**DATA LISTING**
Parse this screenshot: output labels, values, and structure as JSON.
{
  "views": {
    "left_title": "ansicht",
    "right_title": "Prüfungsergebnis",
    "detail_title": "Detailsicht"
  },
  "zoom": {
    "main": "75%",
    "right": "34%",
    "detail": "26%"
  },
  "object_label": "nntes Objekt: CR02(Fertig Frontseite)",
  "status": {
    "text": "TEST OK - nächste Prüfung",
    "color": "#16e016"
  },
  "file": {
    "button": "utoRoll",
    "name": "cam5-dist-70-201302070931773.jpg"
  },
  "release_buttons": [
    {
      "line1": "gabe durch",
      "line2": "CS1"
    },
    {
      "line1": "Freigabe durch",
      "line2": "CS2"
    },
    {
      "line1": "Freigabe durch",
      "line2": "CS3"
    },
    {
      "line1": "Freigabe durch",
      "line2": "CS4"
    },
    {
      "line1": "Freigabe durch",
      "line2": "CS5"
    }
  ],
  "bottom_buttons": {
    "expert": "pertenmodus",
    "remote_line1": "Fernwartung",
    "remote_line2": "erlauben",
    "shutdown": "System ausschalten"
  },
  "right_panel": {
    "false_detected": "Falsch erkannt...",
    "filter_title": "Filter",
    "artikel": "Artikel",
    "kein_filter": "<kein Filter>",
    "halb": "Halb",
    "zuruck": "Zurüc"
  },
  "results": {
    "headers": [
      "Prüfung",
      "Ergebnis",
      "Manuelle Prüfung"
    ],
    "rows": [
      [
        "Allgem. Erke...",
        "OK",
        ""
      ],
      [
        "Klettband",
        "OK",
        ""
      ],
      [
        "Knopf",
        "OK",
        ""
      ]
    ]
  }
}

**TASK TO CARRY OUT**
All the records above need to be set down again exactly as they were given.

**SOLUTION FOR THIS TASK**
Parse this screenshot: output labels, values, and structure as JSON.
{
  "views": {
    "left_title": "ansicht",
    "right_title": "Prüfungsergebnis",
    "detail_title": "Detailsicht"
  },
  "zoom": {
    "main": "75%",
    "right": "34%",
    "detail": "26%"
  },
  "object_label": "nntes Objekt: CR02(Fertig Frontseite)",
  "status": {
    "text": "TEST OK - nächste Prüfung",
    "color": "#16e016"
  },
  "file": {
    "button": "utoRoll",
    "name": "cam5-dist-70-201302070931773.jpg"
  },
  "release_buttons": [
    {
      "line1": "gabe durch",
      "line2": "CS1"
    },
    {
      "line1": "Freigabe durch",
      "line2": "CS2"
    },
    {
      "line1": "Freigabe durch",
      "line2": "CS3"
    },
    {
      "line1": "Freigabe durch",
      "line2": "CS4"
    },
    {
      "line1": "Freigabe durch",
      "line2": "CS5"
    }
  ],
  "bottom_buttons": {
    "expert": "pertenmodus",
    "remote_line1": "Fernwartung",
    "remote_line2": "erlauben",
    "shutdown": "System ausschalten"
  },
  "right_panel": {
    "false_detected": "Falsch erkannt...",
    "filter_title": "Filter",
    "artikel": "Artikel",
    "kein_filter": "<kein Filter>",
    "halb": "Halb",
    "zuruck": "Zurüc"
  },
  "results": {
    "headers": [
      "Prüfung",
      "Ergebnis",
      "Manuelle Prüfung"
    ],
    "rows": [
      [
        "Allgem. Erke...",
        "OK",
        ""
      ],
      [
        "Klettband",
        "OK",
        ""
      ],
      [
        "Knopf",
        "OK",
        ""
      ]
    ]
  }
}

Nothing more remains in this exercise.